[[ Data shown, beginning ]]
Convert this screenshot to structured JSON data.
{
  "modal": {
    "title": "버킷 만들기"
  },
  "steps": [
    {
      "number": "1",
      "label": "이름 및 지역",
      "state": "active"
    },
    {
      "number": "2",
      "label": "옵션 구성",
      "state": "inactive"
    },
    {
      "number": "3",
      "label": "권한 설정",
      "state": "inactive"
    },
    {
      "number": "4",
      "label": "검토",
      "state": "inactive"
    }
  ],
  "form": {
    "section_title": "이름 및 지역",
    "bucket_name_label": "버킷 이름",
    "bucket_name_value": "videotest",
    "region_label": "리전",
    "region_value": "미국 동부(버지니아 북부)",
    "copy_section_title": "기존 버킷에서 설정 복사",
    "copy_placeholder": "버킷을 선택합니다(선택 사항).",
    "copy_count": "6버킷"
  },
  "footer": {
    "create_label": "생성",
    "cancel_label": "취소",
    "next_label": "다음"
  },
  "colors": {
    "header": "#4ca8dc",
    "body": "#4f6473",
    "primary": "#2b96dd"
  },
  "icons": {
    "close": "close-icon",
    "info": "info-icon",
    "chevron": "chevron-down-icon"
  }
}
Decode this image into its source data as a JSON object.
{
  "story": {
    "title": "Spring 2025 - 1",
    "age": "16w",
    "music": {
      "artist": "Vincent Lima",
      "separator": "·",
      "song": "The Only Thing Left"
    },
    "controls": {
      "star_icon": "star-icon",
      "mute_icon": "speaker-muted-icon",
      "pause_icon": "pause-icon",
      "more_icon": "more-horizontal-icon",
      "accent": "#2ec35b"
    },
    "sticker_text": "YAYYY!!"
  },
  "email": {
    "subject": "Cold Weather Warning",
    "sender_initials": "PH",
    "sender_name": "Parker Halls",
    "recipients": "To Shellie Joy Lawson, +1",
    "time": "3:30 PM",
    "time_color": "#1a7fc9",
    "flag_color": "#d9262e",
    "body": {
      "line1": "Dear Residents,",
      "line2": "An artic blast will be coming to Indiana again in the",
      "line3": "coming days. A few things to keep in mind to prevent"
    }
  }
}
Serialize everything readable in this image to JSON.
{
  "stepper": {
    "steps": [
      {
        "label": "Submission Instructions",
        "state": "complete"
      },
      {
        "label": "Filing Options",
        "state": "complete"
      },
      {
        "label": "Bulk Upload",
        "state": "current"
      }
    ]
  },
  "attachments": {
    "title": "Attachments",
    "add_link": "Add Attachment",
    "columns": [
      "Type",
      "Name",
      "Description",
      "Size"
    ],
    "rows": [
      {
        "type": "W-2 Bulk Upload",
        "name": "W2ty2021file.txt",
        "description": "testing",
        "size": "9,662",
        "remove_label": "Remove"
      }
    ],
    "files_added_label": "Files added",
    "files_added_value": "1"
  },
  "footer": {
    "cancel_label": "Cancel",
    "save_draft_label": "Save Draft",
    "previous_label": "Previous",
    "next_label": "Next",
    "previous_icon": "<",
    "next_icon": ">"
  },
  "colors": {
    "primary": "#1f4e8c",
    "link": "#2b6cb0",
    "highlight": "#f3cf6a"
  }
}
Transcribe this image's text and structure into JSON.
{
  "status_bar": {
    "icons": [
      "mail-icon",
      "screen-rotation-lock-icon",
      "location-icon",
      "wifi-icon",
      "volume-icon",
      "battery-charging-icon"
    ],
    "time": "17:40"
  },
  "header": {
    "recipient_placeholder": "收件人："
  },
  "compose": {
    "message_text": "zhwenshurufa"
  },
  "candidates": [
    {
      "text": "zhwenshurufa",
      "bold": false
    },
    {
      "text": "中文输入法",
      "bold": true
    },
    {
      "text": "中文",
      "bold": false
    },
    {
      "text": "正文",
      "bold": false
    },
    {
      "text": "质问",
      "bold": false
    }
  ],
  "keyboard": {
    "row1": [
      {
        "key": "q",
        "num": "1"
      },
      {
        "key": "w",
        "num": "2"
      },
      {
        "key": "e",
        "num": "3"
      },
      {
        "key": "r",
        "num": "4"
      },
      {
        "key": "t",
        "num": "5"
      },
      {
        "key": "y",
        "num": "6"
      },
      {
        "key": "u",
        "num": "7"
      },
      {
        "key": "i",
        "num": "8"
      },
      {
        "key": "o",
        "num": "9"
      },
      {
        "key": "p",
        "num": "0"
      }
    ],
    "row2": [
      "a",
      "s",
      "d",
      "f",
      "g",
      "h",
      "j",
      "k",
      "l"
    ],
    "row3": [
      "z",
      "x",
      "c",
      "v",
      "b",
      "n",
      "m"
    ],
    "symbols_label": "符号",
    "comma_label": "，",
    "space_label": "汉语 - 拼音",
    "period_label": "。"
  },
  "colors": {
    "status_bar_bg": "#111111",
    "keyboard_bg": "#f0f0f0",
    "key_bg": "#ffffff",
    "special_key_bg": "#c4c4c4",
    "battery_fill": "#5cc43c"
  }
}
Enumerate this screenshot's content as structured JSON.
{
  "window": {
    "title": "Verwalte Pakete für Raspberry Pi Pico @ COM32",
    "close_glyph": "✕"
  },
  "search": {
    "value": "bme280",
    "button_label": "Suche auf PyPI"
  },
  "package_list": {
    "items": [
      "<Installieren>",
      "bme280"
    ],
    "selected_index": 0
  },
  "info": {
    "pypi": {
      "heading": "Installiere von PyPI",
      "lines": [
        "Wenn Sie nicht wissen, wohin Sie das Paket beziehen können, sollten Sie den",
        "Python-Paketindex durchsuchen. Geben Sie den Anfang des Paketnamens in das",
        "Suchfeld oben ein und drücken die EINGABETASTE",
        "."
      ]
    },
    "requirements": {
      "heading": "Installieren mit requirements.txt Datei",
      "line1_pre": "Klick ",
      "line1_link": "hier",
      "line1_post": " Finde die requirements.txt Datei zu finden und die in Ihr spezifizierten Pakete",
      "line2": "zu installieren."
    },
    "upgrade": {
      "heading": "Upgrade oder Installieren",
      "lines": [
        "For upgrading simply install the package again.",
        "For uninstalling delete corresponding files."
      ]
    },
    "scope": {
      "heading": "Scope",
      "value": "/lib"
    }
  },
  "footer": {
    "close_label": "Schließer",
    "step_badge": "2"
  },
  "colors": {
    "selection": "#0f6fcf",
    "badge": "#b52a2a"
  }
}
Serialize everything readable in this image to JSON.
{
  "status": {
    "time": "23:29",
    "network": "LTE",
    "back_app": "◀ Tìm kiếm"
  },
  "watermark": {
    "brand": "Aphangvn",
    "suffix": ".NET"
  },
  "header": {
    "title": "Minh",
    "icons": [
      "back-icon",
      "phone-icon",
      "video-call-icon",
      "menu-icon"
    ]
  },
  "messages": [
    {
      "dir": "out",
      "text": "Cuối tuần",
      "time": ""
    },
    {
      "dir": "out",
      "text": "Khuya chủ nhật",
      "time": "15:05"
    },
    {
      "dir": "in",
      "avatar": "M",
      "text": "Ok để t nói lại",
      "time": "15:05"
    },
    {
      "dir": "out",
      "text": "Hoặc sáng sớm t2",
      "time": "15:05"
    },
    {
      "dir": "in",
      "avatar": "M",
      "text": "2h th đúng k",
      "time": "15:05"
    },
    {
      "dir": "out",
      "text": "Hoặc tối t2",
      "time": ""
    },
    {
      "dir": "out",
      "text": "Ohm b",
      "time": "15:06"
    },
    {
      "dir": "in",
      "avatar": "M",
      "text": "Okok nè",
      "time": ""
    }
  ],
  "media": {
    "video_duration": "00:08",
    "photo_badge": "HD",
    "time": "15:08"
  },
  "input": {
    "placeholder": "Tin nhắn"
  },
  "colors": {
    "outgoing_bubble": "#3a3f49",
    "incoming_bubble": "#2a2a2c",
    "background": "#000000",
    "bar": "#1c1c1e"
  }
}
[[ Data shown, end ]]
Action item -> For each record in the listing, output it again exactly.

Solution to this task ->
Convert this screenshot to structured JSON data.
{
  "modal": {
    "title": "버킷 만들기"
  },
  "steps": [
    {
      "number": "1",
      "label": "이름 및 지역",
      "state": "active"
    },
    {
      "number": "2",
      "label": "옵션 구성",
      "state": "inactive"
    },
    {
      "number": "3",
      "label": "권한 설정",
      "state": "inactive"
    },
    {
      "number": "4",
      "label": "검토",
      "state": "inactive"
    }
  ],
  "form": {
    "section_title": "이름 및 지역",
    "bucket_name_label": "버킷 이름",
    "bucket_name_value": "videotest",
    "region_label": "리전",
    "region_value": "미국 동부(버지니아 북부)",
    "copy_section_title": "기존 버킷에서 설정 복사",
    "copy_placeholder": "버킷을 선택합니다(선택 사항).",
    "copy_count": "6버킷"
  },
  "footer": {
    "create_label": "생성",
    "cancel_label": "취소",
    "next_label": "다음"
  },
  "colors": {
    "header": "#4ca8dc",
    "body": "#4f6473",
    "primary": "#2b96dd"
  },
  "icons": {
    "close": "close-icon",
    "info": "info-icon",
    "chevron": "chevron-down-icon"
  }
}
Decode this image into its source data as a JSON object.
{
  "story": {
    "title": "Spring 2025 - 1",
    "age": "16w",
    "music": {
      "artist": "Vincent Lima",
      "separator": "·",
      "song": "The Only Thing Left"
    },
    "controls": {
      "star_icon": "star-icon",
      "mute_icon": "speaker-muted-icon",
      "pause_icon": "pause-icon",
      "more_icon": "more-horizontal-icon",
      "accent": "#2ec35b"
    },
    "sticker_text": "YAYYY!!"
  },
  "email": {
    "subject": "Cold Weather Warning",
    "sender_initials": "PH",
    "sender_name": "Parker Halls",
    "recipients": "To Shellie Joy Lawson, +1",
    "time": "3:30 PM",
    "time_color": "#1a7fc9",
    "flag_color": "#d9262e",
    "body": {
      "line1": "Dear Residents,",
      "line2": "An artic blast will be coming to Indiana again in the",
      "line3": "coming days. A few things to keep in mind to prevent"
    }
  }
}
Serialize everything readable in this image to JSON.
{
  "stepper": {
    "steps": [
      {
        "label": "Submission Instructions",
        "state": "complete"
      },
      {
        "label": "Filing Options",
        "state": "complete"
      },
      {
        "label": "Bulk Upload",
        "state": "current"
      }
    ]
  },
  "attachments": {
    "title": "Attachments",
    "add_link": "Add Attachment",
    "columns": [
      "Type",
      "Name",
      "Description",
      "Size"
    ],
    "rows": [
      {
        "type": "W-2 Bulk Upload",
        "name": "W2ty2021file.txt",
        "description": "testing",
        "size": "9,662",
        "remove_label": "Remove"
      }
    ],
    "files_added_label": "Files added",
    "files_added_value": "1"
  },
  "footer": {
    "cancel_label": "Cancel",
    "save_draft_label": "Save Draft",
    "previous_label": "Previous",
    "next_label": "Next",
    "previous_icon": "<",
    "next_icon": ">"
  },
  "colors": {
    "primary": "#1f4e8c",
    "link": "#2b6cb0",
    "highlight": "#f3cf6a"
  }
}
Transcribe this image's text and structure into JSON.
{
  "status_bar": {
    "icons": [
      "mail-icon",
      "screen-rotation-lock-icon",
      "location-icon",
      "wifi-icon",
      "volume-icon",
      "battery-charging-icon"
    ],
    "time": "17:40"
  },
  "header": {
    "recipient_placeholder": "收件人："
  },
  "compose": {
    "message_text": "zhwenshurufa"
  },
  "candidates": [
    {
      "text": "zhwenshurufa",
      "bold": false
    },
    {
      "text": "中文输入法",
      "bold": true
    },
    {
      "text": "中文",
      "bold": false
    },
    {
      "text": "正文",
      "bold": false
    },
    {
      "text": "质问",
      "bold": false
    }
  ],
  "keyboard": {
    "row1": [
      {
        "key": "q",
        "num": "1"
      },
      {
        "key": "w",
        "num": "2"
      },
      {
        "key": "e",
        "num": "3"
      },
      {
        "key": "r",
        "num": "4"
      },
      {
        "key": "t",
        "num": "5"
      },
      {
        "key": "y",
        "num": "6"
      },
      {
        "key": "u",
        "num": "7"
      },
      {
        "key": "i",
        "num": "8"
      },
      {
        "key": "o",
        "num": "9"
      },
      {
        "key": "p",
        "num": "0"
      }
    ],
    "row2": [
      "a",
      "s",
      "d",
      "f",
      "g",
      "h",
      "j",
      "k",
      "l"
    ],
    "row3": [
      "z",
      "x",
      "c",
      "v",
      "b",
      "n",
      "m"
    ],
    "symbols_label": "符号",
    "comma_label": "，",
    "space_label": "汉语 - 拼音",
    "period_label": "。"
  },
  "colors": {
    "status_bar_bg": "#111111",
    "keyboard_bg": "#f0f0f0",
    "key_bg": "#ffffff",
    "special_key_bg": "#c4c4c4",
    "battery_fill": "#5cc43c"
  }
}
Enumerate this screenshot's content as structured JSON.
{
  "window": {
    "title": "Verwalte Pakete für Raspberry Pi Pico @ COM32",
    "close_glyph": "✕"
  },
  "search": {
    "value": "bme280",
    "button_label": "Suche auf PyPI"
  },
  "package_list": {
    "items": [
      "<Installieren>",
      "bme280"
    ],
    "selected_index": 0
  },
  "info": {
    "pypi": {
      "heading": "Installiere von PyPI",
      "lines": [
        "Wenn Sie nicht wissen, wohin Sie das Paket beziehen können, sollten Sie den",
        "Python-Paketindex durchsuchen. Geben Sie den Anfang des Paketnamens in das",
        "Suchfeld oben ein und drücken die EINGABETASTE",
        "."
      ]
    },
    "requirements": {
      "heading": "Installieren mit requirements.txt Datei",
      "line1_pre": "Klick ",
      "line1_link": "hier",
      "line1_post": " Finde die requirements.txt Datei zu finden und die in Ihr spezifizierten Pakete",
      "line2": "zu installieren."
    },
    "upgrade": {
      "heading": "Upgrade oder Installieren",
      "lines": [
        "For upgrading simply install the package again.",
        "For uninstalling delete corresponding files."
      ]
    },
    "scope": {
      "heading": "Scope",
      "value": "/lib"
    }
  },
  "footer": {
    "close_label": "Schließer",
    "step_badge": "2"
  },
  "colors": {
    "selection": "#0f6fcf",
    "badge": "#b52a2a"
  }
}
Serialize everything readable in this image to JSON.
{
  "status": {
    "time": "23:29",
    "network": "LTE",
    "back_app": "◀ Tìm kiếm"
  },
  "watermark": {
    "brand": "Aphangvn",
    "suffix": ".NET"
  },
  "header": {
    "title": "Minh",
    "icons": [
      "back-icon",
      "phone-icon",
      "video-call-icon",
      "menu-icon"
    ]
  },
  "messages": [
    {
      "dir": "out",
      "text": "Cuối tuần",
      "time": ""
    },
    {
      "dir": "out",
      "text": "Khuya chủ nhật",
      "time": "15:05"
    },
    {
      "dir": "in",
      "avatar": "M",
      "text": "Ok để t nói lại",
      "time": "15:05"
    },
    {
      "dir": "out",
      "text": "Hoặc sáng sớm t2",
      "time": "15:05"
    },
    {
      "dir": "in",
      "avatar": "M",
      "text": "2h th đúng k",
      "time": "15:05"
    },
    {
      "dir": "out",
      "text": "Hoặc tối t2",
      "time": ""
    },
    {
      "dir": "out",
      "text": "Ohm b",
      "time": "15:06"
    },
    {
      "dir": "in",
      "avatar": "M",
      "text": "Okok nè",
      "time": ""
    }
  ],
  "media": {
    "video_duration": "00:08",
    "photo_badge": "HD",
    "time": "15:08"
  },
  "input": {
    "placeholder": "Tin nhắn"
  },
  "colors": {
    "outgoing_bubble": "#3a3f49",
    "incoming_bubble": "#2a2a2c",
    "background": "#000000",
    "bar": "#1c1c1e"
  }
}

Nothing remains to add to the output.